• **EXERCISE DETAILS**:
Each line of the listing that includes the string "state" is to be identified and copied.

• **INFORMATION PROVIDED**:
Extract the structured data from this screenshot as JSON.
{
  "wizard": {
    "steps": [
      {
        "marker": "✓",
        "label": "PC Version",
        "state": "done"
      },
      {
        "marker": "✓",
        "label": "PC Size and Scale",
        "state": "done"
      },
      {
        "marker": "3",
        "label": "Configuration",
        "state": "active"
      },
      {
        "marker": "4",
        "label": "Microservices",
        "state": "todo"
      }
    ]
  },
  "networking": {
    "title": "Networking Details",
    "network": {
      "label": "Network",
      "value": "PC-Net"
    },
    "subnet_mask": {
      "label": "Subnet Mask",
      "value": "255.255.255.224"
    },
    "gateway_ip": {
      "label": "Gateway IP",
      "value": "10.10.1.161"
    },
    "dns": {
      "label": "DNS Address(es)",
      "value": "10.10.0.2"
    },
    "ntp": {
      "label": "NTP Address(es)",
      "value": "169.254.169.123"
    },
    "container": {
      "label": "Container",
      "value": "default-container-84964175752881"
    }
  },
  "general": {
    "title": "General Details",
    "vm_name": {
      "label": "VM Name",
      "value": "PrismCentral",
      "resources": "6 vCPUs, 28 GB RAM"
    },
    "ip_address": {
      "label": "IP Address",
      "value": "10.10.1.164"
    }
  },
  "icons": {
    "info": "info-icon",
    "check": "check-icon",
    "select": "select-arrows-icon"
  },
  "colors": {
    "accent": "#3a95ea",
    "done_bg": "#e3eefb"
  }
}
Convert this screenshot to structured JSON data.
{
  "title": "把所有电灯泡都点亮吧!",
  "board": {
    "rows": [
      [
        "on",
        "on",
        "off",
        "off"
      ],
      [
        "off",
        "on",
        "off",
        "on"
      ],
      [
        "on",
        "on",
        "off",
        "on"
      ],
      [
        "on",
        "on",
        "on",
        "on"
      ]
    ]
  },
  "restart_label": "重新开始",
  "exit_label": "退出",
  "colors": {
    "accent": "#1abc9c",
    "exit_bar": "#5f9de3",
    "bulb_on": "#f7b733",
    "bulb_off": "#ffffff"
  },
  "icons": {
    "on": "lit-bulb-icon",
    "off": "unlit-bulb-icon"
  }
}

• **SOLUTION**:
        "state": "done"
        "state": "done"
        "state": "active"
        "state": "todo"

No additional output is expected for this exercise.